- _Work request_
The required result is the number of lines in this material containing the word "Assembly". Write that number and no other text.

- _Supplied entries_
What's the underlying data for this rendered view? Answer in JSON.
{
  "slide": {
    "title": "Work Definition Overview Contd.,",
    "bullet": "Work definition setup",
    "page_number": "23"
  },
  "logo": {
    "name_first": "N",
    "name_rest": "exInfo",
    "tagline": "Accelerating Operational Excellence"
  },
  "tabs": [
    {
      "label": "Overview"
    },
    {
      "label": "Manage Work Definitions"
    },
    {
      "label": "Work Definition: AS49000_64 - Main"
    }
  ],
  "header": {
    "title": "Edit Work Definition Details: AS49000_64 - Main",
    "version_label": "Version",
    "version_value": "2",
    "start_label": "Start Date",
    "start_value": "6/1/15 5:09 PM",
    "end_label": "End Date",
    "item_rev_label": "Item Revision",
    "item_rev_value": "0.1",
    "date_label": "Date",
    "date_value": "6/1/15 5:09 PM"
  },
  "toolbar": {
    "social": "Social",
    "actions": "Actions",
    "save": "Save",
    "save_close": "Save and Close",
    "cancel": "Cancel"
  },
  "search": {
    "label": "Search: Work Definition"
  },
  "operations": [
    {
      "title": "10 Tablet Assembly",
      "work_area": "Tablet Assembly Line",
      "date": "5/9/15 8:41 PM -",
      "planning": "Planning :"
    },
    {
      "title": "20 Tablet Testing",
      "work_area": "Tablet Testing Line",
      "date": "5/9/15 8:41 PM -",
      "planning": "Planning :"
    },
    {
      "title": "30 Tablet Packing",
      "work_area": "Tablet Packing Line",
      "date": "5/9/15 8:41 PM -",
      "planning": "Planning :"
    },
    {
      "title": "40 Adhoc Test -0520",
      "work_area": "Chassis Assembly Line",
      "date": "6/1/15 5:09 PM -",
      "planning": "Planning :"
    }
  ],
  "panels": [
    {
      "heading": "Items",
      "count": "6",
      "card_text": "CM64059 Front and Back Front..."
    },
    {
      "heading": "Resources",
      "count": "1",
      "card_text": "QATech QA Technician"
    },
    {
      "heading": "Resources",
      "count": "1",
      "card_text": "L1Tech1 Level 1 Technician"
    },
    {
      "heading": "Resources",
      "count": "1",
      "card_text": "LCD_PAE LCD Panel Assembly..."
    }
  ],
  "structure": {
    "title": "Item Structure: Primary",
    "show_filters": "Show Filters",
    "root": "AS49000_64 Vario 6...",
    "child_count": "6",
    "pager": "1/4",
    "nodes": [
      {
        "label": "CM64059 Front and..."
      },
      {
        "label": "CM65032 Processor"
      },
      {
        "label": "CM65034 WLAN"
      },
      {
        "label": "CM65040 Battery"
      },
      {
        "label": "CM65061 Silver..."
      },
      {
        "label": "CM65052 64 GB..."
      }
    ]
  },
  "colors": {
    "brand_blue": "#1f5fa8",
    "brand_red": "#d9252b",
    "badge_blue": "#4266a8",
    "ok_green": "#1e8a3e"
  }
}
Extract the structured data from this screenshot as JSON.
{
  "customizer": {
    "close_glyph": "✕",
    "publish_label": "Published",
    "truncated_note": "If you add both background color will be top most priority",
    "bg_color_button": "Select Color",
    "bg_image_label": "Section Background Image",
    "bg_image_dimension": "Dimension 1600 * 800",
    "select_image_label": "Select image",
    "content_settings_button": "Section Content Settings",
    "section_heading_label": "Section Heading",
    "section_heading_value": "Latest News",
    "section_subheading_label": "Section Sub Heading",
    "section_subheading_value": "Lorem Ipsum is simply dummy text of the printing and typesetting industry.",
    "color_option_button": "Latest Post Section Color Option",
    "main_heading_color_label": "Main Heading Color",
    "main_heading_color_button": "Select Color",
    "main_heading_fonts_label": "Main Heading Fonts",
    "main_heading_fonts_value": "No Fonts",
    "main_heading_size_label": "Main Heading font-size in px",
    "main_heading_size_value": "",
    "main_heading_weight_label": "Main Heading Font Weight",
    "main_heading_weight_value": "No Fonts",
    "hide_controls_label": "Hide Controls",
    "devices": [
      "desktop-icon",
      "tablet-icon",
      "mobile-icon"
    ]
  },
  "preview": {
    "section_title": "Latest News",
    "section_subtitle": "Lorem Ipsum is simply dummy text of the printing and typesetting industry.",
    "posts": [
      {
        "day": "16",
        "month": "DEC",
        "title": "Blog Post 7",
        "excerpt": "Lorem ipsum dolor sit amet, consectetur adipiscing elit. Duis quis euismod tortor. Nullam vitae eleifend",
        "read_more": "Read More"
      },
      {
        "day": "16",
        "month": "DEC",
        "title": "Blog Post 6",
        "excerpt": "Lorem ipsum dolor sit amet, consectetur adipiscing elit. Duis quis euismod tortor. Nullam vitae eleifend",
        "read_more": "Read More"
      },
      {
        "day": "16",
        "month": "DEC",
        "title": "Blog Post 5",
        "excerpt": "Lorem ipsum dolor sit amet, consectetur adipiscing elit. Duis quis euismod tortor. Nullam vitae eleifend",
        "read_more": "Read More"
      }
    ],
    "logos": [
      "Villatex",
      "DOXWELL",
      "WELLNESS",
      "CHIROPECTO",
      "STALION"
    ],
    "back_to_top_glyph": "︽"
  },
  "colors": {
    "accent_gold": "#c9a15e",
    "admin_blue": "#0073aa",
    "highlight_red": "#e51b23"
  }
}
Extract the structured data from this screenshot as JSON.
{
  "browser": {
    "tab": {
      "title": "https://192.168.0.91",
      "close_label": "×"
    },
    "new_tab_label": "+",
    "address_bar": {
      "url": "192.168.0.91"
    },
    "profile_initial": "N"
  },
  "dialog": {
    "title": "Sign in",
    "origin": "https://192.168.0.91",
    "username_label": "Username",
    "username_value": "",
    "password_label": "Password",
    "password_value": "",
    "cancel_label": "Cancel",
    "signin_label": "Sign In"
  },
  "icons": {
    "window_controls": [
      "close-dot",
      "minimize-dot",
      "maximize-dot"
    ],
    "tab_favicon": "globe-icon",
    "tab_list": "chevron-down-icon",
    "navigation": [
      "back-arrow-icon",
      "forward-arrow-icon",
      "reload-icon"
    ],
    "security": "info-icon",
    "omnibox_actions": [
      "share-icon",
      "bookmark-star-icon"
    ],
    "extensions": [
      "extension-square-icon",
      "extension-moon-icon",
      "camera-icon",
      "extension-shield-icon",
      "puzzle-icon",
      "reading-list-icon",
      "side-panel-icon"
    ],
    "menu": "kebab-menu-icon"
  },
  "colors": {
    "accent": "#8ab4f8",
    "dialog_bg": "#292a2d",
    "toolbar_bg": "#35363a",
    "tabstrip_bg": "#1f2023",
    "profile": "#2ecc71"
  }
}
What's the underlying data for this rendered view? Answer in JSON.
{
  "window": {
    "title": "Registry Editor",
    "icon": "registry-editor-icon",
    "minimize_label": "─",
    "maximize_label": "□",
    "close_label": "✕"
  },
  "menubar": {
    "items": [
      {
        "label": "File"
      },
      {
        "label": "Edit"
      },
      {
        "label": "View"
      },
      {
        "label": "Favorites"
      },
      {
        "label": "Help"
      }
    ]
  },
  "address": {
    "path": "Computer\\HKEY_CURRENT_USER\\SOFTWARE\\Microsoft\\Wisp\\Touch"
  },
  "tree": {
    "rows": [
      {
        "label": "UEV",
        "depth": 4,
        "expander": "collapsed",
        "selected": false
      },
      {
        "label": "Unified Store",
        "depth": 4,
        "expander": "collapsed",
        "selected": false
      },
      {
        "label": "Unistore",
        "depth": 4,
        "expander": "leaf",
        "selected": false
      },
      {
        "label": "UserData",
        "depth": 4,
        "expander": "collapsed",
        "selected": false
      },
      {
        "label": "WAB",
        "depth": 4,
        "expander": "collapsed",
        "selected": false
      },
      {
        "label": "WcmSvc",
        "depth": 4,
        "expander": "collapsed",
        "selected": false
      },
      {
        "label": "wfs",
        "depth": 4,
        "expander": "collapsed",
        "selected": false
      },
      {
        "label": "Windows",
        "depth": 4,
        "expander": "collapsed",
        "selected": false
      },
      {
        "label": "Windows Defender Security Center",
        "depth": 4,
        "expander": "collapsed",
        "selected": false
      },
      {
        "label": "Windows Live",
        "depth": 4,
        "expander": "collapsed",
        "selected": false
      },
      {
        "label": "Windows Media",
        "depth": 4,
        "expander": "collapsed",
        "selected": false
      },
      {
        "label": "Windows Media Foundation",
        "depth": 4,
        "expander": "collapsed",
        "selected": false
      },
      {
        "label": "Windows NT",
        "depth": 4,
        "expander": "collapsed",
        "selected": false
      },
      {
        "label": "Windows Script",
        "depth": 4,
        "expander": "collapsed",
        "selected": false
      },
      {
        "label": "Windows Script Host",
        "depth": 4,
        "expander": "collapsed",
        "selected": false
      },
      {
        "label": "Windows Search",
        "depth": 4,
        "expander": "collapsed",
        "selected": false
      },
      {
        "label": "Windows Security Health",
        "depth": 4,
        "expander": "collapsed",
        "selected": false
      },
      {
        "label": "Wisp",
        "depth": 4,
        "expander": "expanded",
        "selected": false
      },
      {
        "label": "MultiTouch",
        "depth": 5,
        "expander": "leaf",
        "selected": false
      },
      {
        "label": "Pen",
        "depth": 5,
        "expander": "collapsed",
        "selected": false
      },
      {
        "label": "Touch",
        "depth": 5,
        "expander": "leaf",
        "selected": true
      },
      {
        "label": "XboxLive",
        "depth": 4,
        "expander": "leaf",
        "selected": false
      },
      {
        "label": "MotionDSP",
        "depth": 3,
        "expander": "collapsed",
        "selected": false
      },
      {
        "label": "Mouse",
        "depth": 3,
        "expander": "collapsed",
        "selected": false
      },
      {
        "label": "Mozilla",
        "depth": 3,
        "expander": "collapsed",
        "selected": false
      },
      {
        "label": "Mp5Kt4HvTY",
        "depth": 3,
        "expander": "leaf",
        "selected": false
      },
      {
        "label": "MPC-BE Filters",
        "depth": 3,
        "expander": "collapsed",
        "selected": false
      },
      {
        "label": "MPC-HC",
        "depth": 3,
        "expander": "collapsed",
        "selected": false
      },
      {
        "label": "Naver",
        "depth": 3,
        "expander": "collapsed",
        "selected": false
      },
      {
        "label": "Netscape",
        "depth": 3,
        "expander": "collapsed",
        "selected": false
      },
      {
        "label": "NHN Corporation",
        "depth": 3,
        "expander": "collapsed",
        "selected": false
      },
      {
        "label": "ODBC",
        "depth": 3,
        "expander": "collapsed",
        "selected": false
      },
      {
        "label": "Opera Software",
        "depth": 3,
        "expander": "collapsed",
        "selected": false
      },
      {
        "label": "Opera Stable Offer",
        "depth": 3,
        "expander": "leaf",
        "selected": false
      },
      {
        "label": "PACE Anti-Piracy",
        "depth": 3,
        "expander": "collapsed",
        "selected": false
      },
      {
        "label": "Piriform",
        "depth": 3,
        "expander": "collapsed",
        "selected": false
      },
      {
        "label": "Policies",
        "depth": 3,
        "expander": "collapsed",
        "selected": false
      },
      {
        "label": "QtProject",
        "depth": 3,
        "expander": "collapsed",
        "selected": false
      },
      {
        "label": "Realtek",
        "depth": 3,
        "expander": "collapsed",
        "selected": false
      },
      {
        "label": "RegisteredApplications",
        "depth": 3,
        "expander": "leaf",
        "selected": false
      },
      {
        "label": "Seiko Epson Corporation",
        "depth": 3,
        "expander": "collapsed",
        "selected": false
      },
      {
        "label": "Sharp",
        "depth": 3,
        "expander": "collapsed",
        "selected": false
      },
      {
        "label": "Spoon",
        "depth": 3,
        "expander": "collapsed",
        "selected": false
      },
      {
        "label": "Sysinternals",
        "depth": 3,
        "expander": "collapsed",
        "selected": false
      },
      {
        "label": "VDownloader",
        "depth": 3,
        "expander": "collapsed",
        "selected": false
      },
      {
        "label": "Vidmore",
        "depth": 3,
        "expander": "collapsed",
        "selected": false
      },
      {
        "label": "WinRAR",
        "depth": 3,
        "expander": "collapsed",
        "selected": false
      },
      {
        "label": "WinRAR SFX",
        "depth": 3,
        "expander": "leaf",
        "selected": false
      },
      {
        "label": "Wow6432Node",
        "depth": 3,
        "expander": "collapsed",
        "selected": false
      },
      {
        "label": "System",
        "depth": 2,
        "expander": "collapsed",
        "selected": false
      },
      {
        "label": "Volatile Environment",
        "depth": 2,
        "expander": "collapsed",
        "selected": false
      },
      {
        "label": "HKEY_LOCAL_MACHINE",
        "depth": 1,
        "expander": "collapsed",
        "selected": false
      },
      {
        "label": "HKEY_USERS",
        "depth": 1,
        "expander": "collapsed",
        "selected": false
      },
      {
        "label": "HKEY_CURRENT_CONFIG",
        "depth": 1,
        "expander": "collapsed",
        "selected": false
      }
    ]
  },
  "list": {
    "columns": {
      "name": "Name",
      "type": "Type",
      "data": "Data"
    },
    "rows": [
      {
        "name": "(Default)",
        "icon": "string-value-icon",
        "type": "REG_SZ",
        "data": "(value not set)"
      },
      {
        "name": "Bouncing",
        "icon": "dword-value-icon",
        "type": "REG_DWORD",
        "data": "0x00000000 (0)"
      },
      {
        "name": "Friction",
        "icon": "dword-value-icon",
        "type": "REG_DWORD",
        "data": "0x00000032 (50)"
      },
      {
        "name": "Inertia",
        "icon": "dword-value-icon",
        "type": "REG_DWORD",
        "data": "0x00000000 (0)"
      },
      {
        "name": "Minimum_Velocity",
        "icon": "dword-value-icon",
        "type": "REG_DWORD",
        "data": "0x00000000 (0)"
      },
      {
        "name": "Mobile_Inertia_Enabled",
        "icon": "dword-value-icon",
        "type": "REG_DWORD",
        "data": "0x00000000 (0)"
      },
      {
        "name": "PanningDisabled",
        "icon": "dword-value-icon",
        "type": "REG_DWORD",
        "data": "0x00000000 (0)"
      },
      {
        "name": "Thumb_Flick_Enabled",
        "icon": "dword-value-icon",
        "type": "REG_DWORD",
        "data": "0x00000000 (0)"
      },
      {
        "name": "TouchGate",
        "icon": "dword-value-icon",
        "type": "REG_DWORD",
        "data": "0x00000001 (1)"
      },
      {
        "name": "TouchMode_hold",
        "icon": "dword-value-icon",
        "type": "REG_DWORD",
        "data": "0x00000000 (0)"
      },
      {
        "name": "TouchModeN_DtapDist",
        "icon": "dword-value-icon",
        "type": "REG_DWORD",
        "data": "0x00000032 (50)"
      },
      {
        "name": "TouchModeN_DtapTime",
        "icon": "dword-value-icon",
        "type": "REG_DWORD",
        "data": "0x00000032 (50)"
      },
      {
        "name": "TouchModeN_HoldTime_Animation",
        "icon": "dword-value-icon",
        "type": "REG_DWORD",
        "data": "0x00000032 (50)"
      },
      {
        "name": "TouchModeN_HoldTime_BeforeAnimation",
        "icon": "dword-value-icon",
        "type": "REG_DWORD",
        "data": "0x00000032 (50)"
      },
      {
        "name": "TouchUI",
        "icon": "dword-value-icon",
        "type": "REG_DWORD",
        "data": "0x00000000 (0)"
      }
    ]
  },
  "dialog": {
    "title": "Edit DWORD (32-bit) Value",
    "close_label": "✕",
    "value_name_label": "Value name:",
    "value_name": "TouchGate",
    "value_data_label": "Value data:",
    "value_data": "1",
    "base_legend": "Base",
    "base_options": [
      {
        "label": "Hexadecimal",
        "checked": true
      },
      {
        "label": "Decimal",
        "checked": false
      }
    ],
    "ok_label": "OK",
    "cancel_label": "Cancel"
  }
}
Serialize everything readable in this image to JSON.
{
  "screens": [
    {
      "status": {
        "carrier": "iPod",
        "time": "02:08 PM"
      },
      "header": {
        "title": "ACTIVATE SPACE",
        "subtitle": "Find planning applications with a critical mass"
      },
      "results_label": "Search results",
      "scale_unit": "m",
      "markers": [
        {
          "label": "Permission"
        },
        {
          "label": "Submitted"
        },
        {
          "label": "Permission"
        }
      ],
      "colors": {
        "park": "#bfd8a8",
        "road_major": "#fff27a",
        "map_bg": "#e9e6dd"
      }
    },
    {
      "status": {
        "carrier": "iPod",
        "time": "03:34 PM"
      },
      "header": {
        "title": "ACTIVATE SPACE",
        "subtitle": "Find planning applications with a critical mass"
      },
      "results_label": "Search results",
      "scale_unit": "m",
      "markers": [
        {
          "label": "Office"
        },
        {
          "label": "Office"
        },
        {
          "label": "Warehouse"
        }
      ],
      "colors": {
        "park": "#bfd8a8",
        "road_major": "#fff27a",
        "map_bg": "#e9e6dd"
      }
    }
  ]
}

- _Exercise response_
4